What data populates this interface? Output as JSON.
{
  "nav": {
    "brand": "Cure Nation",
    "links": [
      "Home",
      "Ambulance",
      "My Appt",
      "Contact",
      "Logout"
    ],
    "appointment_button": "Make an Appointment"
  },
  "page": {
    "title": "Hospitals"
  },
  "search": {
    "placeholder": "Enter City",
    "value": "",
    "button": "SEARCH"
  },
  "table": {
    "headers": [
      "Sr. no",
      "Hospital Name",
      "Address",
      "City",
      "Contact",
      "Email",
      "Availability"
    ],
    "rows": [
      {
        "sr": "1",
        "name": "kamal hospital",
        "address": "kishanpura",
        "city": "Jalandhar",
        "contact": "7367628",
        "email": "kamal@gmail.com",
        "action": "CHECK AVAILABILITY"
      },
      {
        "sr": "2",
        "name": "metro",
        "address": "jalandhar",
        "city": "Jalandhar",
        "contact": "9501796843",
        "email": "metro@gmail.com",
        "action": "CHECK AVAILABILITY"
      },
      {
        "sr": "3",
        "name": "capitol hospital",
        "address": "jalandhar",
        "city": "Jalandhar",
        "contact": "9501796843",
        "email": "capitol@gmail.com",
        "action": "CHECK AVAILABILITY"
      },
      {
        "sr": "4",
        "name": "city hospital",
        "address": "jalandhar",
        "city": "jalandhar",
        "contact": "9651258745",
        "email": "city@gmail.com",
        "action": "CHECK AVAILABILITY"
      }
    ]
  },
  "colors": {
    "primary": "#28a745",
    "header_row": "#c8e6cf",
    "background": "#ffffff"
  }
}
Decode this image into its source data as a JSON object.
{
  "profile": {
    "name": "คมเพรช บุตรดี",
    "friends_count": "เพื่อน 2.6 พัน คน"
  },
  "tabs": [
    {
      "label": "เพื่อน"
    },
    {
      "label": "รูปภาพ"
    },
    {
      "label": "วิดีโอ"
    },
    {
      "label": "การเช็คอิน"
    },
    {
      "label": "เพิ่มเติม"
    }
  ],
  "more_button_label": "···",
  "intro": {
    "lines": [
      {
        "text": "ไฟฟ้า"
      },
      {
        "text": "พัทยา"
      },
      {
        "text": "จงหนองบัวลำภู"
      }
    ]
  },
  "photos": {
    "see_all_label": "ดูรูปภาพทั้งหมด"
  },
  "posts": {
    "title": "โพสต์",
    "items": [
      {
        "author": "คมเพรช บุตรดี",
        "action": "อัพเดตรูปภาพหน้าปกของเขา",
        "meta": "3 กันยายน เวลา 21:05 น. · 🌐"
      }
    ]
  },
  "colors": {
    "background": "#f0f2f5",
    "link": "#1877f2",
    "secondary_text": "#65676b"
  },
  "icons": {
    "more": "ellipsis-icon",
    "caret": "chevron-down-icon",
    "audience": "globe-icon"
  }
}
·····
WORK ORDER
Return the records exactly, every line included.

SOLUTION TO THE EXERCISE
What data populates this interface? Output as JSON.
{
  "nav": {
    "brand": "Cure Nation",
    "links": [
      "Home",
      "Ambulance",
      "My Appt",
      "Contact",
      "Logout"
    ],
    "appointment_button": "Make an Appointment"
  },
  "page": {
    "title": "Hospitals"
  },
  "search": {
    "placeholder": "Enter City",
    "value": "",
    "button": "SEARCH"
  },
  "table": {
    "headers": [
      "Sr. no",
      "Hospital Name",
      "Address",
      "City",
      "Contact",
      "Email",
      "Availability"
    ],
    "rows": [
      {
        "sr": "1",
        "name": "kamal hospital",
        "address": "kishanpura",
        "city": "Jalandhar",
        "contact": "7367628",
        "email": "kamal@gmail.com",
        "action": "CHECK AVAILABILITY"
      },
      {
        "sr": "2",
        "name": "metro",
        "address": "jalandhar",
        "city": "Jalandhar",
        "contact": "9501796843",
        "email": "metro@gmail.com",
        "action": "CHECK AVAILABILITY"
      },
      {
        "sr": "3",
        "name": "capitol hospital",
        "address": "jalandhar",
        "city": "Jalandhar",
        "contact": "9501796843",
        "email": "capitol@gmail.com",
        "action": "CHECK AVAILABILITY"
      },
      {
        "sr": "4",
        "name": "city hospital",
        "address": "jalandhar",
        "city": "jalandhar",
        "contact": "9651258745",
        "email": "city@gmail.com",
        "action": "CHECK AVAILABILITY"
      }
    ]
  },
  "colors": {
    "primary": "#28a745",
    "header_row": "#c8e6cf",
    "background": "#ffffff"
  }
}
Decode this image into its source data as a JSON object.
{
  "profile": {
    "name": "คมเพรช บุตรดี",
    "friends_count": "เพื่อน 2.6 พัน คน"
  },
  "tabs": [
    {
      "label": "เพื่อน"
    },
    {
      "label": "รูปภาพ"
    },
    {
      "label": "วิดีโอ"
    },
    {
      "label": "การเช็คอิน"
    },
    {
      "label": "เพิ่มเติม"
    }
  ],
  "more_button_label": "···",
  "intro": {
    "lines": [
      {
        "text": "ไฟฟ้า"
      },
      {
        "text": "พัทยา"
      },
      {
        "text": "จงหนองบัวลำภู"
      }
    ]
  },
  "photos": {
    "see_all_label": "ดูรูปภาพทั้งหมด"
  },
  "posts": {
    "title": "โพสต์",
    "items": [
      {
        "author": "คมเพรช บุตรดี",
        "action": "อัพเดตรูปภาพหน้าปกของเขา",
        "meta": "3 กันยายน เวลา 21:05 น. · 🌐"
      }
    ]
  },
  "colors": {
    "background": "#f0f2f5",
    "link": "#1877f2",
    "secondary_text": "#65676b"
  },
  "icons": {
    "more": "ellipsis-icon",
    "caret": "chevron-down-icon",
    "audience": "globe-icon"
  }
}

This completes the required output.